● **How to complete this task**
Which lines of the entries contain the string "magicolor"? Copy each of them.

Element data from apps and pages
——

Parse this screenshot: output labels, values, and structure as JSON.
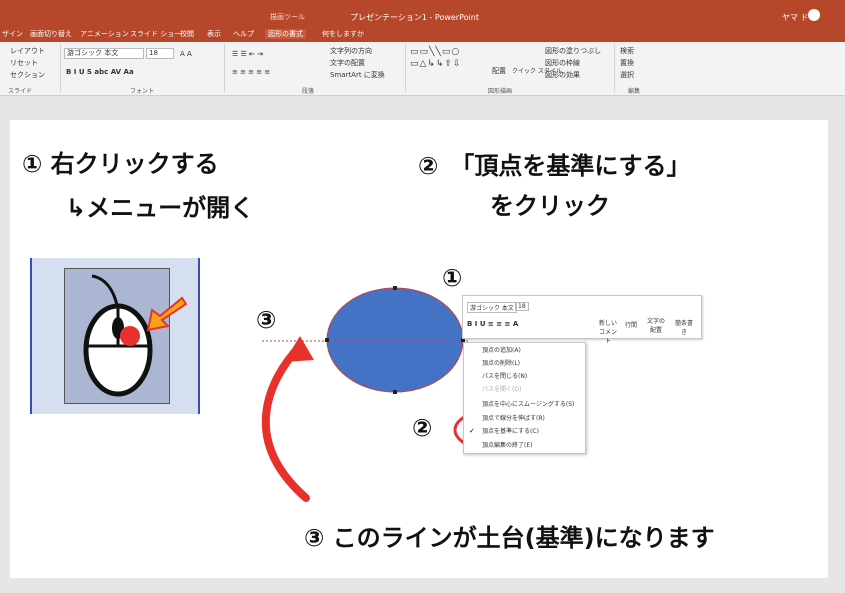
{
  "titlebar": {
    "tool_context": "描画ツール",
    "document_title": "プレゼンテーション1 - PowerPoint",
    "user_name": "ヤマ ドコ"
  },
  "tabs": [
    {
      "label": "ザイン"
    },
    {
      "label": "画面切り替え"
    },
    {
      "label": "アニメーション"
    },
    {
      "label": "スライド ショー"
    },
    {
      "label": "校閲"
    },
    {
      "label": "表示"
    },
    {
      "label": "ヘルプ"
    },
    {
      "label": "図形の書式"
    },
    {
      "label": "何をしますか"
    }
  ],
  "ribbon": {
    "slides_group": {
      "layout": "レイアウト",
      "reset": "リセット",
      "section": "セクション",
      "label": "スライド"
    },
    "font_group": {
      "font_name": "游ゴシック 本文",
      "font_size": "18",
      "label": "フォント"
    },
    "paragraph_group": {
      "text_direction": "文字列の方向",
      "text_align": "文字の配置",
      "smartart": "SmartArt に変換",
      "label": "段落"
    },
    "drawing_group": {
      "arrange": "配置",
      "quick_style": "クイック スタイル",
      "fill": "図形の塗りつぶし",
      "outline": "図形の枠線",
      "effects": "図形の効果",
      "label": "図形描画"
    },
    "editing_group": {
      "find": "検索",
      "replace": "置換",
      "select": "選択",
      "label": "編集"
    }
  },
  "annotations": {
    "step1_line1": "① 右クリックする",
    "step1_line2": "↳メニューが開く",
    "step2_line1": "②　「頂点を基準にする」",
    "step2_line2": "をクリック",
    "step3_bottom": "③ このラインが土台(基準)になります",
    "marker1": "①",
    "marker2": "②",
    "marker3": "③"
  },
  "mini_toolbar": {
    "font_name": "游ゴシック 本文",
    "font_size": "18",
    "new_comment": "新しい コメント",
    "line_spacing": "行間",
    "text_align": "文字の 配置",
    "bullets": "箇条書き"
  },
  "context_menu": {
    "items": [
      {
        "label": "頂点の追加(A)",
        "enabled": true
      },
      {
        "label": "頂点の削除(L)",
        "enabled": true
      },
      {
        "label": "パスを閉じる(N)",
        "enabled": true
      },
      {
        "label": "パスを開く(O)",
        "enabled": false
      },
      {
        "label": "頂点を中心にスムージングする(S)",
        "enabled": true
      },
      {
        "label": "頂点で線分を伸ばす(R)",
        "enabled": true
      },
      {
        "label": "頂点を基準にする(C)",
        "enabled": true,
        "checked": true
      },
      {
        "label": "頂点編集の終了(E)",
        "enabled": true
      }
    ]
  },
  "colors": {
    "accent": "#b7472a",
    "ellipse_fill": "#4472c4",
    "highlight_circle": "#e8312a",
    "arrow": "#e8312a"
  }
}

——

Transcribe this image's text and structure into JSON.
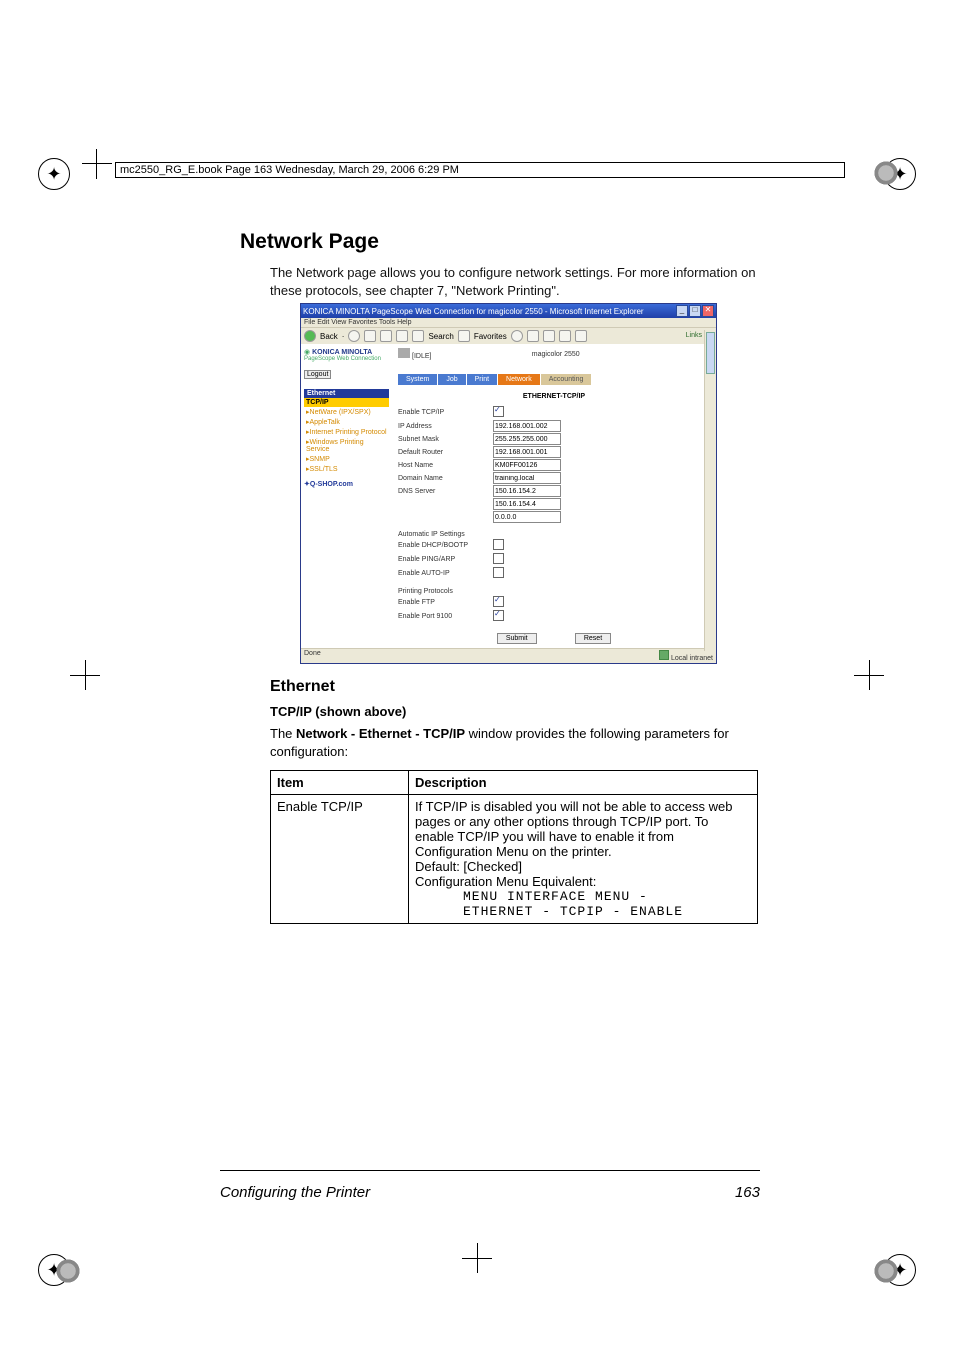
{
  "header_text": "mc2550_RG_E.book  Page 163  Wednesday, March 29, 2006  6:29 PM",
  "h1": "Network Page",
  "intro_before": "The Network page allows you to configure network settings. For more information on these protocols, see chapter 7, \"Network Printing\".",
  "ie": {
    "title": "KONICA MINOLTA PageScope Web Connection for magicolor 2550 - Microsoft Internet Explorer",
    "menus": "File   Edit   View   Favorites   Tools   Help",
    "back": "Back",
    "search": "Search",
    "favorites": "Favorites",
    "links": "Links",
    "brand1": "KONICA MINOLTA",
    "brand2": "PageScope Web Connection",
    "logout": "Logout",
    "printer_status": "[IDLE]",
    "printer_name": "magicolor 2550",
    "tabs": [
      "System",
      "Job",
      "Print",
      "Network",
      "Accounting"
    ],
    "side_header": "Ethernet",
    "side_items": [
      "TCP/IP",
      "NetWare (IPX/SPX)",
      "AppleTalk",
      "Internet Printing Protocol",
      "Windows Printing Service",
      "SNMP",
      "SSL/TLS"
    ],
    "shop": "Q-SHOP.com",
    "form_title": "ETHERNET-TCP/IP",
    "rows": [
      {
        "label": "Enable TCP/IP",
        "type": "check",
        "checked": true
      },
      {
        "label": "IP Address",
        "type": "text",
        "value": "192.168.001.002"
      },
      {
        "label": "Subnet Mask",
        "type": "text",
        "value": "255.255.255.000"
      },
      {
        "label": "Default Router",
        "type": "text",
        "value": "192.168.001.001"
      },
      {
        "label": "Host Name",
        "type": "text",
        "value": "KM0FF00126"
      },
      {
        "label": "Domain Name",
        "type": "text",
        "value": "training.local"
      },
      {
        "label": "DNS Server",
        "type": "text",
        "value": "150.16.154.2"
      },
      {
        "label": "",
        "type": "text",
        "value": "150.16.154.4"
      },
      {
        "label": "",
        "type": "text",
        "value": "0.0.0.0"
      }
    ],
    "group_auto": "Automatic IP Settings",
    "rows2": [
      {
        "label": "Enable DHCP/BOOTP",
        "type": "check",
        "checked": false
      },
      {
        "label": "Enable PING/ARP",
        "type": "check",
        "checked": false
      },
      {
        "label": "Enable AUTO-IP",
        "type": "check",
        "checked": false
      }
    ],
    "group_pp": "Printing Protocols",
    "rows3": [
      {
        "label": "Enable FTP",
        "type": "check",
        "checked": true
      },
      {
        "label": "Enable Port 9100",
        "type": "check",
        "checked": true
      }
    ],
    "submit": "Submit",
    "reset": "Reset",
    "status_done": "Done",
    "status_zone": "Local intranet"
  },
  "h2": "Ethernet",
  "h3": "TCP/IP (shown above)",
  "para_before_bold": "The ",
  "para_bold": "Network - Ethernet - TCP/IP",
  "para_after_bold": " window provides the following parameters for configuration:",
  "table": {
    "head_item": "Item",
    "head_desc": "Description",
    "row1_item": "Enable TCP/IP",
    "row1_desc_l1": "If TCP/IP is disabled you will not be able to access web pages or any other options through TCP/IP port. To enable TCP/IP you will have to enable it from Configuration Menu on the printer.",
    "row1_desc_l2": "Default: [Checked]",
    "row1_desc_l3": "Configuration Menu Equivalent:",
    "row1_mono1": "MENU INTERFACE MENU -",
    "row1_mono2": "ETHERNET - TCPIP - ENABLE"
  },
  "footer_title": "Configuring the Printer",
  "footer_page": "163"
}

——

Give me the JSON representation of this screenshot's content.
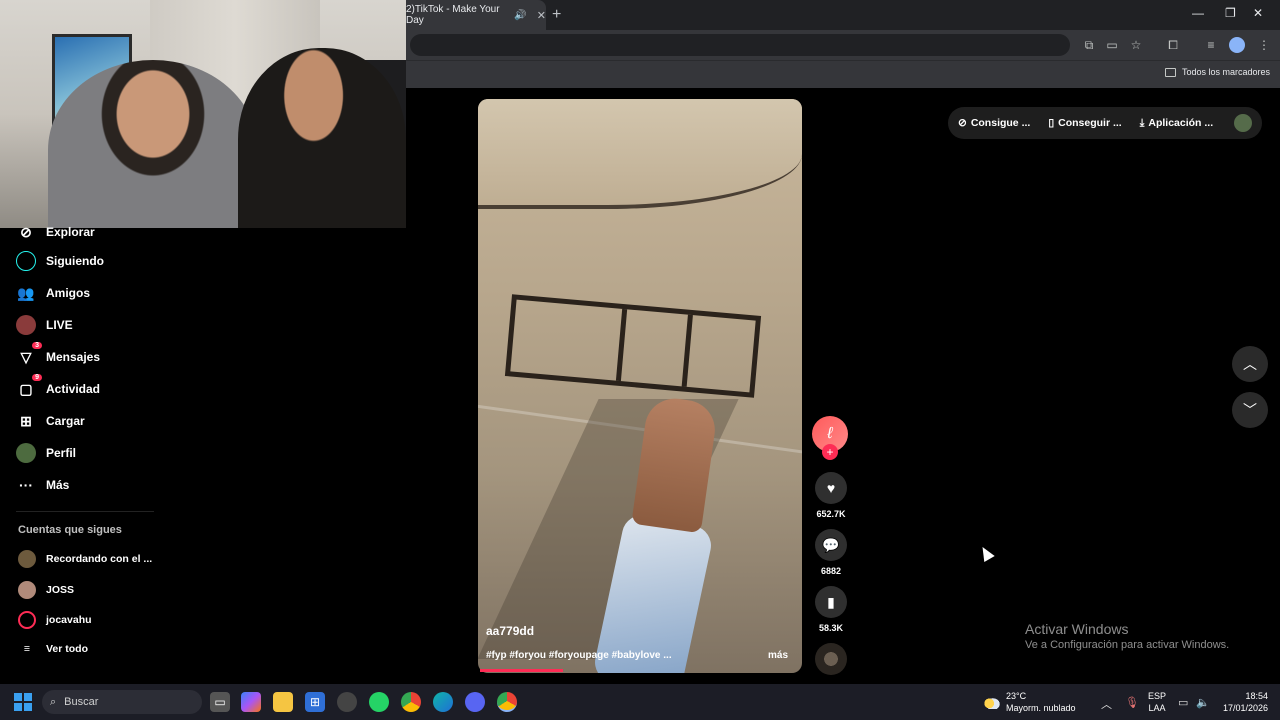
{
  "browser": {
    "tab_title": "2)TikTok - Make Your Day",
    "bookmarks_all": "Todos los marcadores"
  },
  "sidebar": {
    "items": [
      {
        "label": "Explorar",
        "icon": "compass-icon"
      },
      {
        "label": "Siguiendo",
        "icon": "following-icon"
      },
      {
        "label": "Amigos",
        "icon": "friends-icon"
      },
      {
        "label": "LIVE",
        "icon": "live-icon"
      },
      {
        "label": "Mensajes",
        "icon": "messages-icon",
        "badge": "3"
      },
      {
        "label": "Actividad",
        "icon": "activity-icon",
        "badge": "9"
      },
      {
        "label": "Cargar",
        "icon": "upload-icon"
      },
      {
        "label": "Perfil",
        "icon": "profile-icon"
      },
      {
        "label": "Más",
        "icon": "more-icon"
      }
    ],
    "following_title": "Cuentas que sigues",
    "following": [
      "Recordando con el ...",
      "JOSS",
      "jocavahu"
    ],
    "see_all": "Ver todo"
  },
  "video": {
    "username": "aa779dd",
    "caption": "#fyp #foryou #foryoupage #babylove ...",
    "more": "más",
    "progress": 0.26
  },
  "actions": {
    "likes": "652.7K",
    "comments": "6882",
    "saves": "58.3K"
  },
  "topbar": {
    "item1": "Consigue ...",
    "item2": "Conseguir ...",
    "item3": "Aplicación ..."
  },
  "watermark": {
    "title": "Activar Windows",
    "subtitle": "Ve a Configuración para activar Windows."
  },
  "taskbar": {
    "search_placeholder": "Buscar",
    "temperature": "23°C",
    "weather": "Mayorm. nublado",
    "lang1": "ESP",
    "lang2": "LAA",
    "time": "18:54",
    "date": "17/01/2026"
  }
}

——

● **Task solution**
    "title": "KONICA MINOLTA PageScope Web Connection for magicolor 2550 - Microsoft Internet Explorer",
    "printer_name": "magicolor 2550",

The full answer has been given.